■ Required work: From the entries, return every line where the string "this" shows up.

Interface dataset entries
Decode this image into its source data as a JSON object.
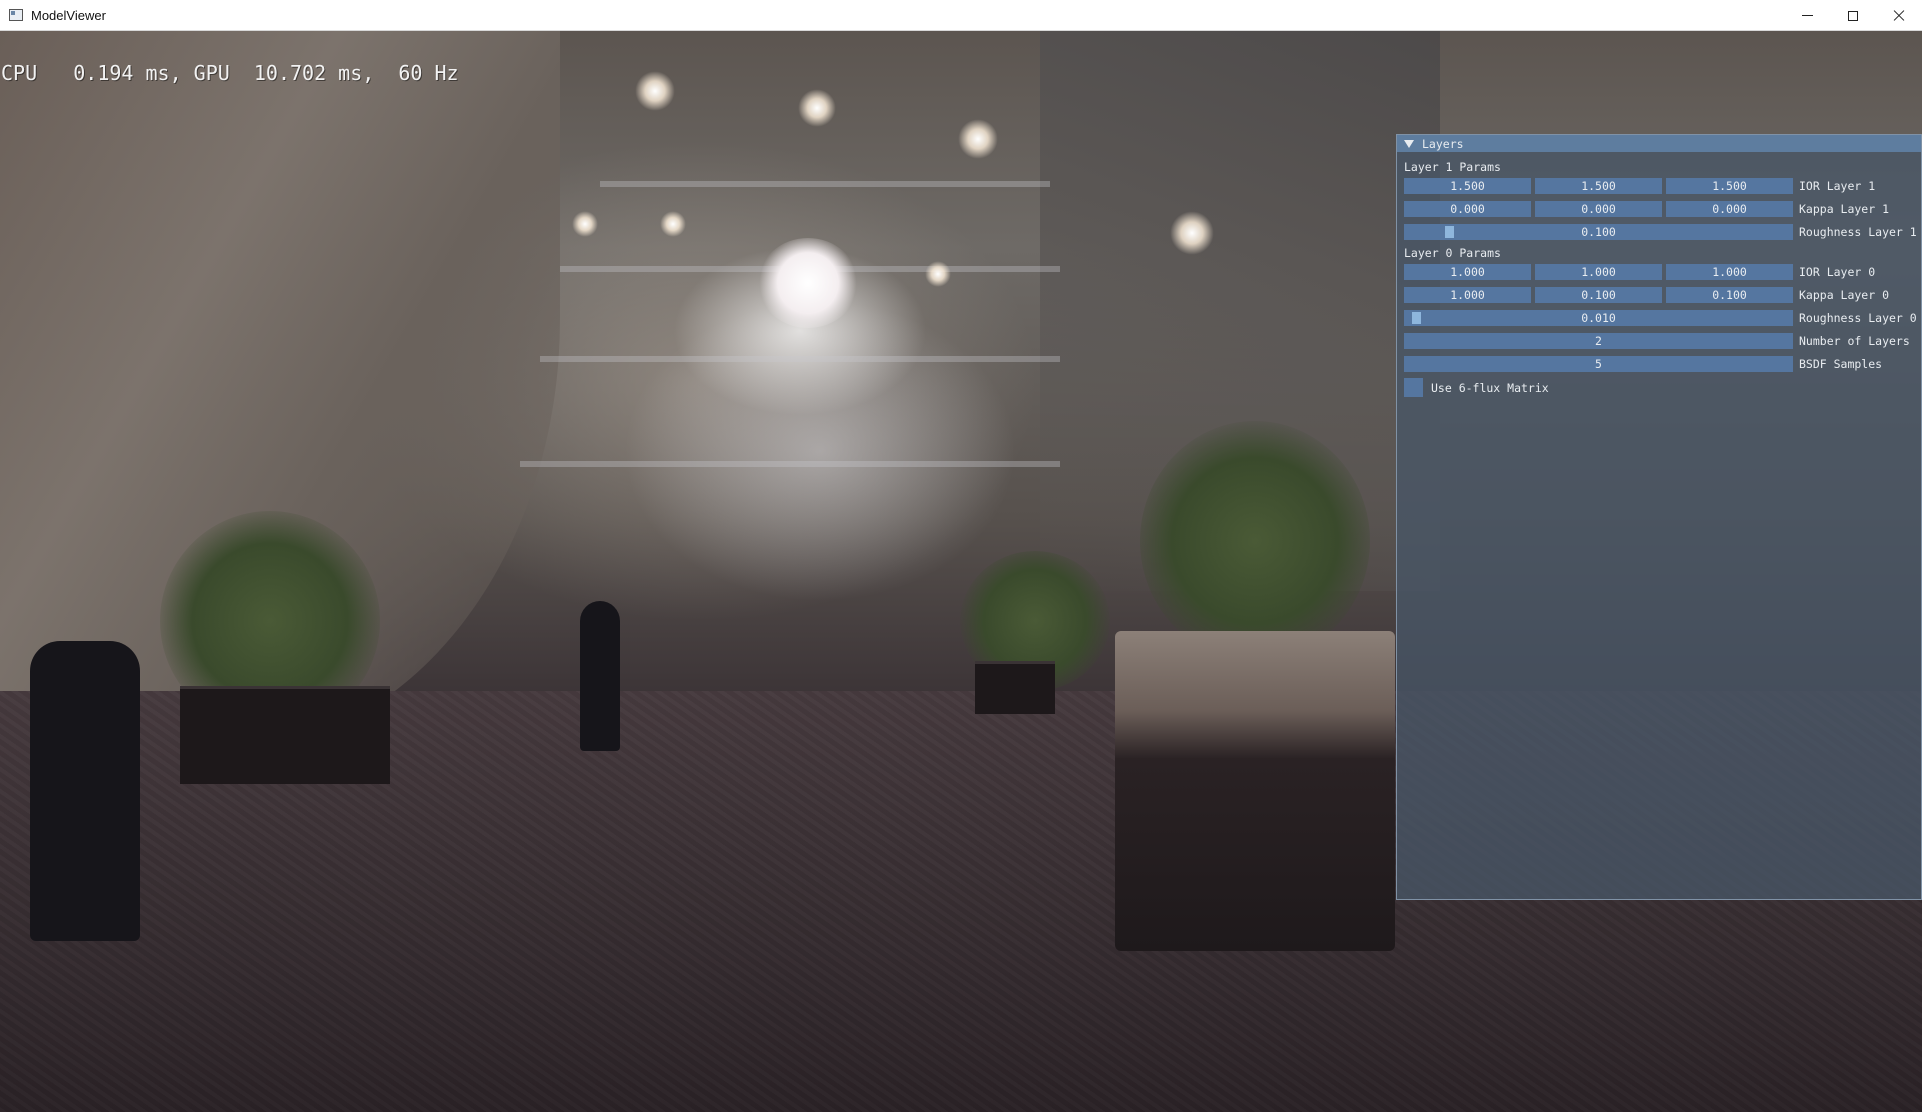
{
  "window": {
    "title": "ModelViewer",
    "controls": [
      "minimize",
      "maximize",
      "close"
    ]
  },
  "perf": {
    "text": "CPU   0.194 ms, GPU  10.702 ms,  60 Hz"
  },
  "panel": {
    "title": "Layers",
    "layer1": {
      "section": "Layer 1 Params",
      "ior": {
        "values": [
          "1.500",
          "1.500",
          "1.500"
        ],
        "label": "IOR Layer 1"
      },
      "kappa": {
        "values": [
          "0.000",
          "0.000",
          "0.000"
        ],
        "label": "Kappa Layer 1"
      },
      "roughness": {
        "value": "0.100",
        "label": "Roughness Layer 1",
        "level": 0.1
      }
    },
    "layer0": {
      "section": "Layer 0 Params",
      "ior": {
        "values": [
          "1.000",
          "1.000",
          "1.000"
        ],
        "label": "IOR Layer 0"
      },
      "kappa": {
        "values": [
          "1.000",
          "0.100",
          "0.100"
        ],
        "label": "Kappa Layer 0"
      },
      "roughness": {
        "value": "0.010",
        "label": "Roughness Layer 0",
        "level": 0.01
      }
    },
    "num_layers": {
      "value": "2",
      "label": "Number of Layers"
    },
    "bsdf_samples": {
      "value": "5",
      "label": "BSDF Samples"
    },
    "six_flux": {
      "label": "Use 6-flux Matrix",
      "checked": false
    }
  },
  "colors": {
    "panel_bg": "#48566699",
    "header": "#5e7d9f",
    "field": "#5576a0",
    "grab": "#8eb6dc"
  }
}
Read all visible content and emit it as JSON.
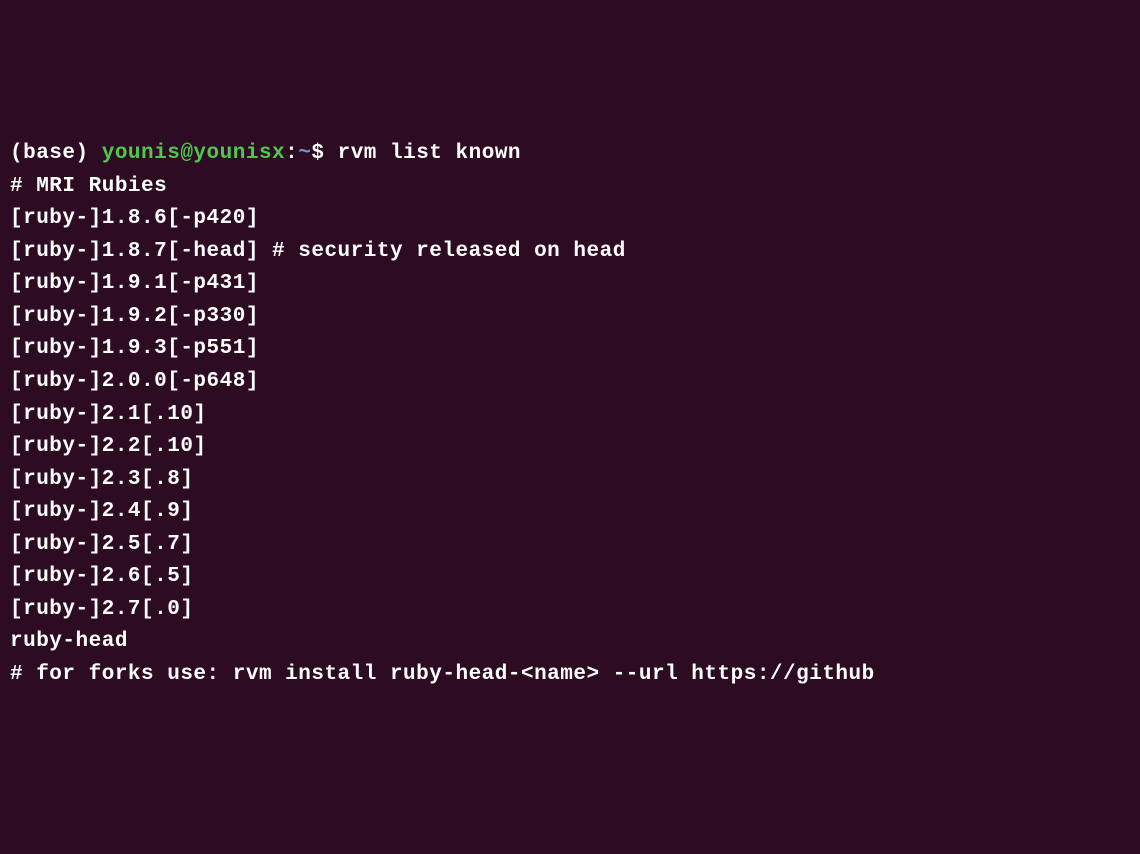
{
  "prompt": {
    "base": "(base) ",
    "user_host": "younis@younisx",
    "colon": ":",
    "path": "~",
    "dollar": "$ ",
    "command": "rvm list known"
  },
  "output": {
    "header": "# MRI Rubies",
    "lines": [
      "[ruby-]1.8.6[-p420]",
      "[ruby-]1.8.7[-head] # security released on head",
      "[ruby-]1.9.1[-p431]",
      "[ruby-]1.9.2[-p330]",
      "[ruby-]1.9.3[-p551]",
      "[ruby-]2.0.0[-p648]",
      "[ruby-]2.1[.10]",
      "[ruby-]2.2[.10]",
      "[ruby-]2.3[.8]",
      "[ruby-]2.4[.9]",
      "[ruby-]2.5[.7]",
      "[ruby-]2.6[.5]",
      "[ruby-]2.7[.0]",
      "ruby-head",
      "",
      "# for forks use: rvm install ruby-head-<name> --url https://github"
    ]
  }
}
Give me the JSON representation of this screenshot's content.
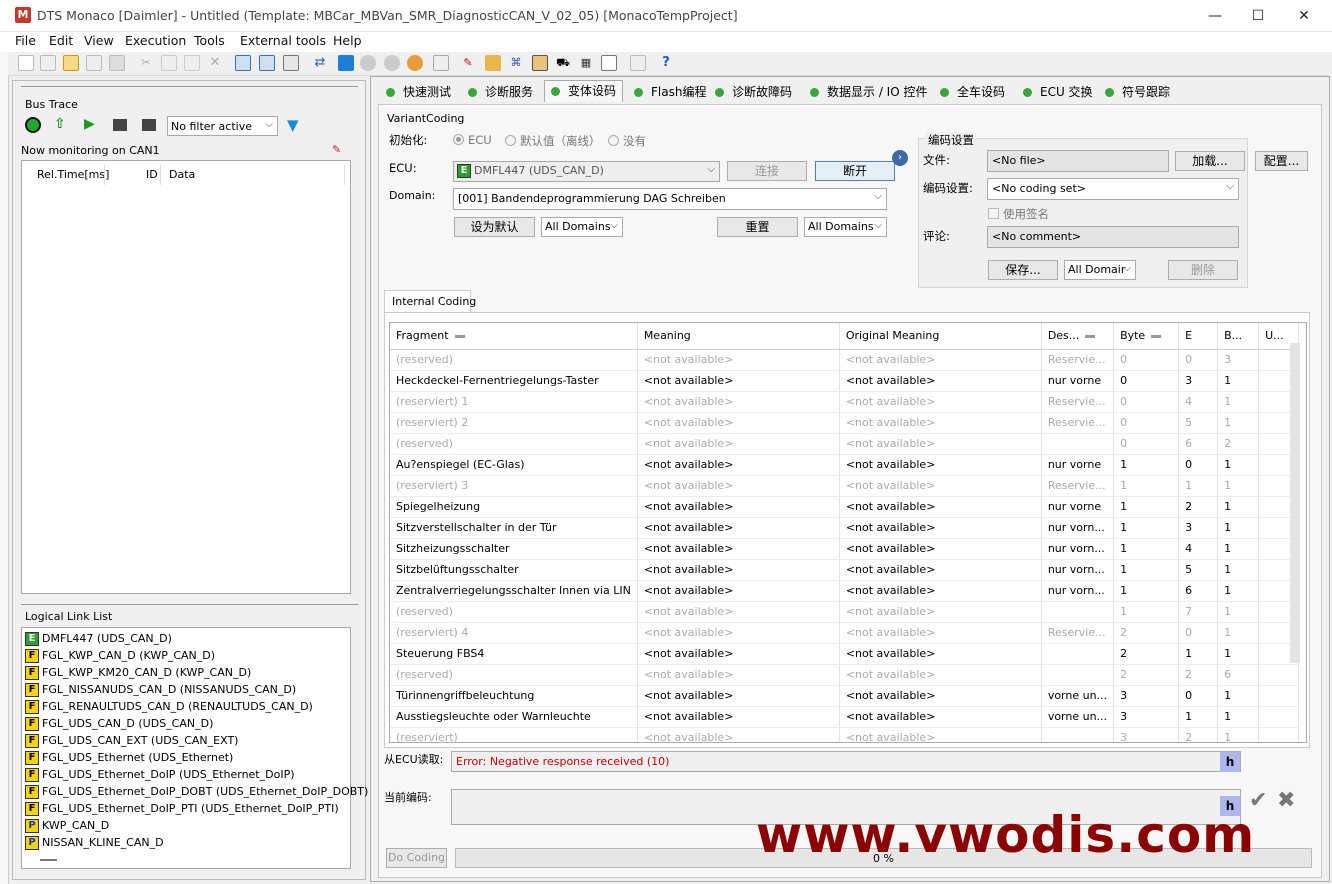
{
  "window": {
    "title": "DTS Monaco [Daimler] - Untitled (Template: MBCar_MBVan_SMR_DiagnosticCAN_V_02_05) [MonacoTempProject]",
    "icon_letter": "M",
    "min": "—",
    "max": "☐",
    "close": "✕"
  },
  "menu": [
    "File",
    "Edit",
    "View",
    "Execution",
    "Tools",
    "External tools",
    "Help"
  ],
  "left": {
    "bus_trace_title": "Bus Trace",
    "filter_value": "No filter active",
    "monitoring": "Now monitoring on CAN1",
    "columns": [
      "Rel.Time[ms]",
      "ID",
      "Data"
    ],
    "logical_link_title": "Logical Link List",
    "links": [
      {
        "type": "E",
        "label": "DMFL447 (UDS_CAN_D)"
      },
      {
        "type": "F",
        "label": "FGL_KWP_CAN_D (KWP_CAN_D)"
      },
      {
        "type": "F",
        "label": "FGL_KWP_KM20_CAN_D (KWP_CAN_D)"
      },
      {
        "type": "F",
        "label": "FGL_NISSANUDS_CAN_D (NISSANUDS_CAN_D)"
      },
      {
        "type": "F",
        "label": "FGL_RENAULTUDS_CAN_D (RENAULTUDS_CAN_D)"
      },
      {
        "type": "F",
        "label": "FGL_UDS_CAN_D (UDS_CAN_D)"
      },
      {
        "type": "F",
        "label": "FGL_UDS_CAN_EXT (UDS_CAN_EXT)"
      },
      {
        "type": "F",
        "label": "FGL_UDS_Ethernet (UDS_Ethernet)"
      },
      {
        "type": "F",
        "label": "FGL_UDS_Ethernet_DoIP (UDS_Ethernet_DoIP)"
      },
      {
        "type": "F",
        "label": "FGL_UDS_Ethernet_DoIP_DOBT (UDS_Ethernet_DoIP_DOBT)"
      },
      {
        "type": "F",
        "label": "FGL_UDS_Ethernet_DoIP_PTI (UDS_Ethernet_DoIP_PTI)"
      },
      {
        "type": "P",
        "label": "KWP_CAN_D"
      },
      {
        "type": "P",
        "label": "NISSAN_KLINE_CAN_D"
      }
    ]
  },
  "tabs": [
    "快速测试",
    "诊断服务",
    "变体设码",
    "Flash编程",
    "诊断故障码",
    "数据显示 / IO 控件",
    "全车设码",
    "ECU 交换",
    "符号跟踪"
  ],
  "active_tab": "变体设码",
  "vc": {
    "group_title": "VariantCoding",
    "init_label": "初始化:",
    "init_options": [
      "ECU",
      "默认值（离线）",
      "没有"
    ],
    "ecu_label": "ECU:",
    "ecu_value": "DMFL447 (UDS_CAN_D)",
    "connect": "连接",
    "disconnect": "断开",
    "domain_label": "Domain:",
    "domain_value": "[001] Bandendeprogrammierung DAG Schreiben",
    "set_default": "设为默认",
    "all_domains_1": "All Domains",
    "reset": "重置",
    "all_domains_2": "All Domains",
    "coding_settings": {
      "title": "编码设置",
      "file_label": "文件:",
      "file_value": "<No file>",
      "load": "加载...",
      "config": "配置...",
      "coding_label": "编码设置:",
      "coding_value": "<No coding set>",
      "use_signature": "使用签名",
      "comment_label": "评论:",
      "comment_value": "<No comment>",
      "save": "保存...",
      "all_domain": "All Domair",
      "delete": "删除"
    },
    "inner_tab": "Internal Coding",
    "table": {
      "headers": [
        "Fragment",
        "Meaning",
        "Original Meaning",
        "Des...",
        "Byte",
        "E",
        "B...",
        "U..."
      ],
      "rows": [
        {
          "gray": true,
          "cells": [
            "(reserved)",
            "<not available>",
            "<not available>",
            "Reservie...",
            "0",
            "0",
            "3",
            ""
          ]
        },
        {
          "gray": false,
          "cells": [
            "Heckdeckel-Fernentriegelungs-Taster",
            "<not available>",
            "<not available>",
            "nur vorne",
            "0",
            "3",
            "1",
            ""
          ]
        },
        {
          "gray": true,
          "cells": [
            "(reserviert) 1",
            "<not available>",
            "<not available>",
            "Reservie...",
            "0",
            "4",
            "1",
            ""
          ]
        },
        {
          "gray": true,
          "cells": [
            "(reserviert) 2",
            "<not available>",
            "<not available>",
            "Reservie...",
            "0",
            "5",
            "1",
            ""
          ]
        },
        {
          "gray": true,
          "cells": [
            "(reserved)",
            "<not available>",
            "<not available>",
            "",
            "0",
            "6",
            "2",
            ""
          ]
        },
        {
          "gray": false,
          "cells": [
            "Au?enspiegel (EC-Glas)",
            "<not available>",
            "<not available>",
            "nur vorne",
            "1",
            "0",
            "1",
            ""
          ]
        },
        {
          "gray": true,
          "cells": [
            "(reserviert) 3",
            "<not available>",
            "<not available>",
            "Reservie...",
            "1",
            "1",
            "1",
            ""
          ]
        },
        {
          "gray": false,
          "cells": [
            "Spiegelheizung",
            "<not available>",
            "<not available>",
            "nur vorne",
            "1",
            "2",
            "1",
            ""
          ]
        },
        {
          "gray": false,
          "cells": [
            "Sitzverstellschalter in der Tür",
            "<not available>",
            "<not available>",
            "nur vorn...",
            "1",
            "3",
            "1",
            ""
          ]
        },
        {
          "gray": false,
          "cells": [
            "Sitzheizungsschalter",
            "<not available>",
            "<not available>",
            "nur vorn...",
            "1",
            "4",
            "1",
            ""
          ]
        },
        {
          "gray": false,
          "cells": [
            "Sitzbelüftungsschalter",
            "<not available>",
            "<not available>",
            "nur vorn...",
            "1",
            "5",
            "1",
            ""
          ]
        },
        {
          "gray": false,
          "cells": [
            "Zentralverriegelungsschalter Innen via LIN",
            "<not available>",
            "<not available>",
            "nur vorn...",
            "1",
            "6",
            "1",
            ""
          ]
        },
        {
          "gray": true,
          "cells": [
            "(reserved)",
            "<not available>",
            "<not available>",
            "",
            "1",
            "7",
            "1",
            ""
          ]
        },
        {
          "gray": true,
          "cells": [
            "(reserviert) 4",
            "<not available>",
            "<not available>",
            "Reservie...",
            "2",
            "0",
            "1",
            ""
          ]
        },
        {
          "gray": false,
          "cells": [
            "Steuerung FBS4",
            "<not available>",
            "<not available>",
            "",
            "2",
            "1",
            "1",
            ""
          ]
        },
        {
          "gray": true,
          "cells": [
            "(reserved)",
            "<not available>",
            "<not available>",
            "",
            "2",
            "2",
            "6",
            ""
          ]
        },
        {
          "gray": false,
          "cells": [
            "Türinnengriffbeleuchtung",
            "<not available>",
            "<not available>",
            "vorne un...",
            "3",
            "0",
            "1",
            ""
          ]
        },
        {
          "gray": false,
          "cells": [
            "Ausstiegsleuchte oder Warnleuchte",
            "<not available>",
            "<not available>",
            "vorne un...",
            "3",
            "1",
            "1",
            ""
          ]
        },
        {
          "gray": true,
          "cells": [
            "(reserviert)",
            "<not available>",
            "<not available>",
            "",
            "3",
            "2",
            "1",
            ""
          ]
        }
      ]
    },
    "read_label": "从ECU读取:",
    "read_value": "Error: Negative response received (10)",
    "h": "h",
    "current_label": "当前编码:",
    "do_coding": "Do Coding",
    "progress_text": "0 %",
    "progress_value": 0
  },
  "watermark": "www.vwodis.com",
  "colors": {
    "error": "#cc0000",
    "watermark": "#8b0000",
    "active_dot": "#3aa53a"
  }
}
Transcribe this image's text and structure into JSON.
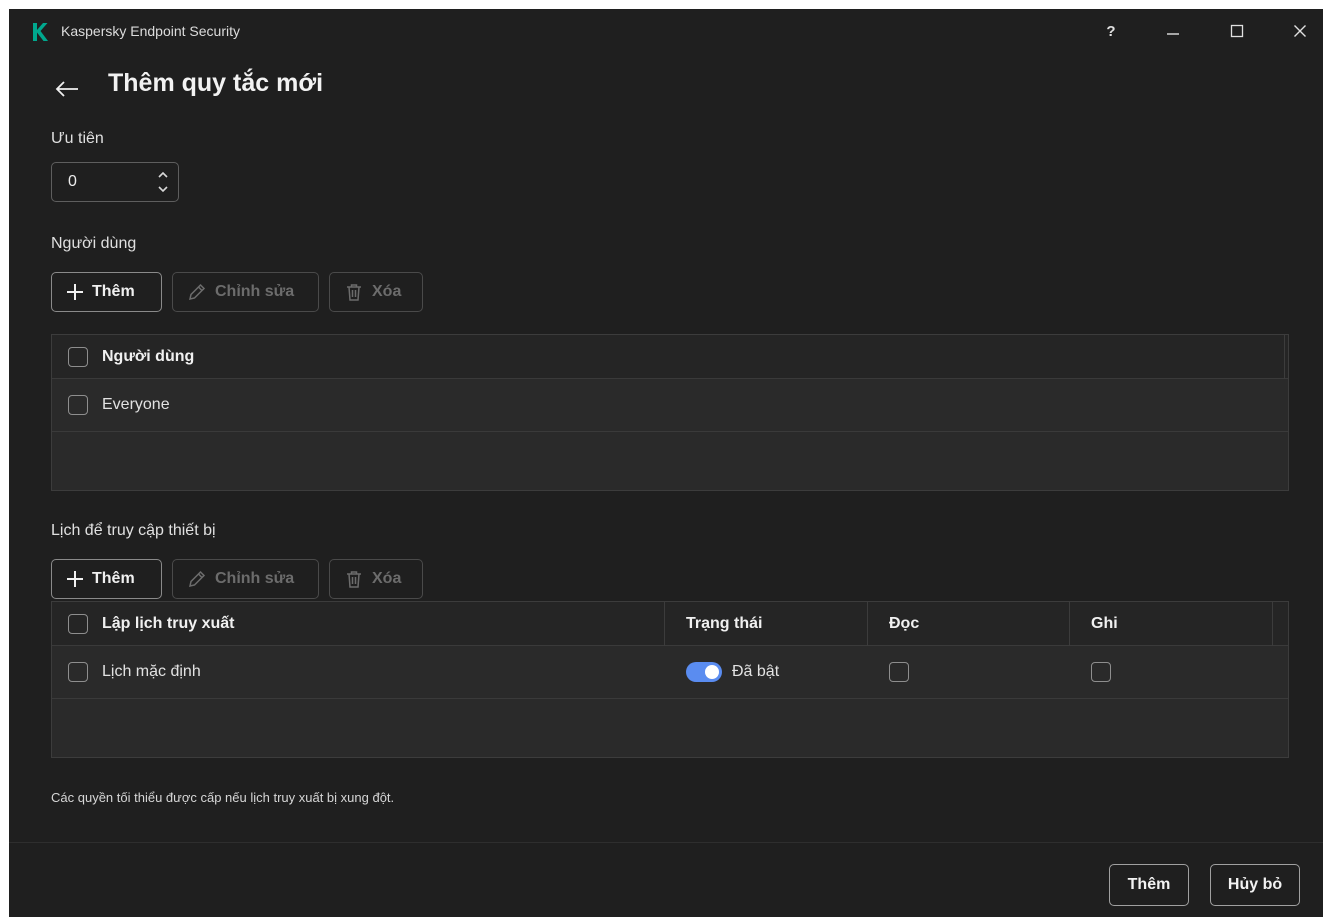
{
  "window": {
    "title": "Kaspersky Endpoint Security",
    "brand_color": "#00a88e",
    "controls": {
      "help": "?",
      "minimize_icon": "minimize-icon",
      "maximize_icon": "maximize-icon",
      "close_icon": "close-icon"
    }
  },
  "page": {
    "title": "Thêm quy tắc mới",
    "back_icon": "arrow-left-icon"
  },
  "priority": {
    "label": "Ưu tiên",
    "value": "0"
  },
  "users": {
    "label": "Người dùng",
    "toolbar": {
      "add": "Thêm",
      "edit": "Chỉnh sửa",
      "delete": "Xóa"
    },
    "table": {
      "header": "Người dùng",
      "rows": [
        "Everyone"
      ]
    }
  },
  "schedule": {
    "label": "Lịch để truy cập thiết bị",
    "toolbar": {
      "add": "Thêm",
      "edit": "Chỉnh sửa",
      "delete": "Xóa"
    },
    "table": {
      "columns": [
        "Lập lịch truy xuất",
        "Trạng thái",
        "Đọc",
        "Ghi"
      ],
      "rows": [
        {
          "name": "Lịch mặc định",
          "status": "Đã bật",
          "enabled": true,
          "read": false,
          "write": false
        }
      ]
    }
  },
  "note": "Các quyền tối thiểu được cấp nếu lịch truy xuất bị xung đột.",
  "footer": {
    "add": "Thêm",
    "cancel": "Hủy bỏ"
  },
  "colors": {
    "background": "#1f1f1f",
    "toggle_on": "#5a8cf0"
  }
}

■ Solution:
Decode this image into its source data as a JSON object.
Give me the JSON representation of this screenshot's content.
Transcribe this image's text and structure into JSON.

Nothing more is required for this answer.